----- PROVIDED DATA -----

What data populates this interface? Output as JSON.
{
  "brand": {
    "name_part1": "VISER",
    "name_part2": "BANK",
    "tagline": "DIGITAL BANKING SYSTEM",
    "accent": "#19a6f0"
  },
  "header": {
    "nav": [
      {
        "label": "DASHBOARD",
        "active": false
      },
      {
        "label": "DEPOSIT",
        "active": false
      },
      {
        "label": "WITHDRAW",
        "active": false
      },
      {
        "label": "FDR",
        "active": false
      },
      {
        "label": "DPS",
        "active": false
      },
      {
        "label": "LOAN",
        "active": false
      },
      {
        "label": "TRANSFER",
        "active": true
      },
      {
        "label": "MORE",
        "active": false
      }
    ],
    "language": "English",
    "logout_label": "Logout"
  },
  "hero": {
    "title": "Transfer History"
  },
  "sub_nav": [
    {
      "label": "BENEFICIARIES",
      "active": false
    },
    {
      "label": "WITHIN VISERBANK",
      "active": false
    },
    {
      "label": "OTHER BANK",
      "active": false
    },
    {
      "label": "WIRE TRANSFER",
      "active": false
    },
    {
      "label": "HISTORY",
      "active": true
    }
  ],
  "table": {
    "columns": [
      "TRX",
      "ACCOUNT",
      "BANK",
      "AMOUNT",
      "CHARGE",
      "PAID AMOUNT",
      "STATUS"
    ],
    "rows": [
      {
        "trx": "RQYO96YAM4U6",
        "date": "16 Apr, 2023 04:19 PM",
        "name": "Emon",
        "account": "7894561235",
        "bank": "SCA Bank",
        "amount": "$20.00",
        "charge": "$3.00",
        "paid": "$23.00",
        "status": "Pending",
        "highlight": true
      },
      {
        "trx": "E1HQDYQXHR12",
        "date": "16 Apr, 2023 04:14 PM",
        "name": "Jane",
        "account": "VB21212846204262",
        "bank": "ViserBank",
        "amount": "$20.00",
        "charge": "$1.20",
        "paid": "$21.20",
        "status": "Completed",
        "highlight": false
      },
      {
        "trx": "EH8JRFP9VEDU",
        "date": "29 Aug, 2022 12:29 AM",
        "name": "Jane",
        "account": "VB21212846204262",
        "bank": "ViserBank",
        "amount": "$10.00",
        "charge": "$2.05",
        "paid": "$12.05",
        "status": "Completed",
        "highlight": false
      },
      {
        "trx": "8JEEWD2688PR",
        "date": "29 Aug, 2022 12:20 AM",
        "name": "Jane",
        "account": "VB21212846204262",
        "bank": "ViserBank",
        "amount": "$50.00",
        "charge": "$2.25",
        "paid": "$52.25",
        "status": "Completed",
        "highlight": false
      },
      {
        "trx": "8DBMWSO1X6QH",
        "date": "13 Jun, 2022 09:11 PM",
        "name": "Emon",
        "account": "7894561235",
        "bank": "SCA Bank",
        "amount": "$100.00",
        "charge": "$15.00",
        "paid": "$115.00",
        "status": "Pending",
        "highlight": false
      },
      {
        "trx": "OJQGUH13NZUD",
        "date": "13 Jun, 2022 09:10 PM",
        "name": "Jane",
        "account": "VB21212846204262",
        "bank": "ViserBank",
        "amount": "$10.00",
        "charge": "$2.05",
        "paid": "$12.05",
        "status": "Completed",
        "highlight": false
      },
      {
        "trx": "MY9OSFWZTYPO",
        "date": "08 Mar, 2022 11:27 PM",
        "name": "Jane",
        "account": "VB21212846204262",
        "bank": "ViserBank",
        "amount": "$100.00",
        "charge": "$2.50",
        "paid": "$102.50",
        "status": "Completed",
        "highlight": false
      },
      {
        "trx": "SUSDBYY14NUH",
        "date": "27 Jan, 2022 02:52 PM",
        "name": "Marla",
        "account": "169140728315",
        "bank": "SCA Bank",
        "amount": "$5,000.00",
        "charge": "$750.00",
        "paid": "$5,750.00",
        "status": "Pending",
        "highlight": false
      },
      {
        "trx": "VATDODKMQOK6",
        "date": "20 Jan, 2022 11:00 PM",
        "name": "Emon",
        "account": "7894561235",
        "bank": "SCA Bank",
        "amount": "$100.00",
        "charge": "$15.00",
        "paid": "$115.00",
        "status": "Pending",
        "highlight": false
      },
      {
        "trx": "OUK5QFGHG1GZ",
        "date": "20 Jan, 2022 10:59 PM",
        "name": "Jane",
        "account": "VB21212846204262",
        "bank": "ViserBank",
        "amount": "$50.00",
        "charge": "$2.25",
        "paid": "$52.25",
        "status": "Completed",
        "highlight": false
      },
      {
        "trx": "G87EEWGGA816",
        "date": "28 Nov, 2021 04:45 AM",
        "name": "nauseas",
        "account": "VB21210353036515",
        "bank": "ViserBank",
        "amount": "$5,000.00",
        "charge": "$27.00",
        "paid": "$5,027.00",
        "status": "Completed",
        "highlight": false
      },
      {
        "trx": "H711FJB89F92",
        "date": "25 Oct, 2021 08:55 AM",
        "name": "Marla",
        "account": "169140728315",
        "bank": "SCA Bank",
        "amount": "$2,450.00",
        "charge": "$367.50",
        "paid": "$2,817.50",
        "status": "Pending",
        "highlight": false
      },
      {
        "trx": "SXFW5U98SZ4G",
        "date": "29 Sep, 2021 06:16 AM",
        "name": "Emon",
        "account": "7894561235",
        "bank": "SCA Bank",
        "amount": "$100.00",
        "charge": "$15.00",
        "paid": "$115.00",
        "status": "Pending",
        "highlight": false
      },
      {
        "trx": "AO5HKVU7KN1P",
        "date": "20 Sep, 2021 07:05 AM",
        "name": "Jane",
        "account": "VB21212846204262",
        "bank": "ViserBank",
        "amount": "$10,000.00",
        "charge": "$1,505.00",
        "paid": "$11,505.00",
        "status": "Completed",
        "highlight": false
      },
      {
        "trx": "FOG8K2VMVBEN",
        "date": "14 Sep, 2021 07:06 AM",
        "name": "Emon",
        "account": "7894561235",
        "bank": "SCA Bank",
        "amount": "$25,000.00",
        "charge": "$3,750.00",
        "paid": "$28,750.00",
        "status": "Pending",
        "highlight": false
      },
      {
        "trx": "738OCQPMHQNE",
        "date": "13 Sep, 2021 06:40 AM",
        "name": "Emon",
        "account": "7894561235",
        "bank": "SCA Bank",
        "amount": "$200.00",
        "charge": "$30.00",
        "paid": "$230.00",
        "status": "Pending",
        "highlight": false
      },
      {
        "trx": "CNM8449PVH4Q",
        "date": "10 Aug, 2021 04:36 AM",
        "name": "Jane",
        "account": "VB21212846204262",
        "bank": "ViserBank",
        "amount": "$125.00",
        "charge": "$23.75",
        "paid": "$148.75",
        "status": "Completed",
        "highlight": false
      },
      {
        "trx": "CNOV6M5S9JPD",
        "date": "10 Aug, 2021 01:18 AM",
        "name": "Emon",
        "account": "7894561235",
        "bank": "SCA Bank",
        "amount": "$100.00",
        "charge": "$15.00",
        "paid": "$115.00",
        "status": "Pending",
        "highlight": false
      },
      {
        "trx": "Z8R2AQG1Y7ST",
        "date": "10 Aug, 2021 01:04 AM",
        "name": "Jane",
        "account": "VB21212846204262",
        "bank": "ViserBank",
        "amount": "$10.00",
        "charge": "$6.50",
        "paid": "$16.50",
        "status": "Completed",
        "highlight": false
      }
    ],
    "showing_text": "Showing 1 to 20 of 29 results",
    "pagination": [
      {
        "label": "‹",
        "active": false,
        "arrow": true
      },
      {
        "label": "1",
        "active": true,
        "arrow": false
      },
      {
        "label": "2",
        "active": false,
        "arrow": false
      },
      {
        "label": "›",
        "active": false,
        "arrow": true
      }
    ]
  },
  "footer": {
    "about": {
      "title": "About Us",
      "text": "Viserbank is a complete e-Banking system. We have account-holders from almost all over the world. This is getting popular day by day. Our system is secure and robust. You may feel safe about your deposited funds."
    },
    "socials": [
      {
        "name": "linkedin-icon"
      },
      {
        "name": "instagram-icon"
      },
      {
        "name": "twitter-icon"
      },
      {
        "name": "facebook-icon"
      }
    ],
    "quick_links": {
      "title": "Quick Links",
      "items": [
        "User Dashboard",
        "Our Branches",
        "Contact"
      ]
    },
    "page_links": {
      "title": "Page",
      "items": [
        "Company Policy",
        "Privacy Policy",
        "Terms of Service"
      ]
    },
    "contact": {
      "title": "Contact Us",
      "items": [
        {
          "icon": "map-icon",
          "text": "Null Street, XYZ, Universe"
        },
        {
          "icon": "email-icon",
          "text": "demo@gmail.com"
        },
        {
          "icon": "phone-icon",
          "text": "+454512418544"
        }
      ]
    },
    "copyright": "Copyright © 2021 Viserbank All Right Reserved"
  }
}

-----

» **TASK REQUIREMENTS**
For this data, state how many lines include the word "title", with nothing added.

» **REPLY**
5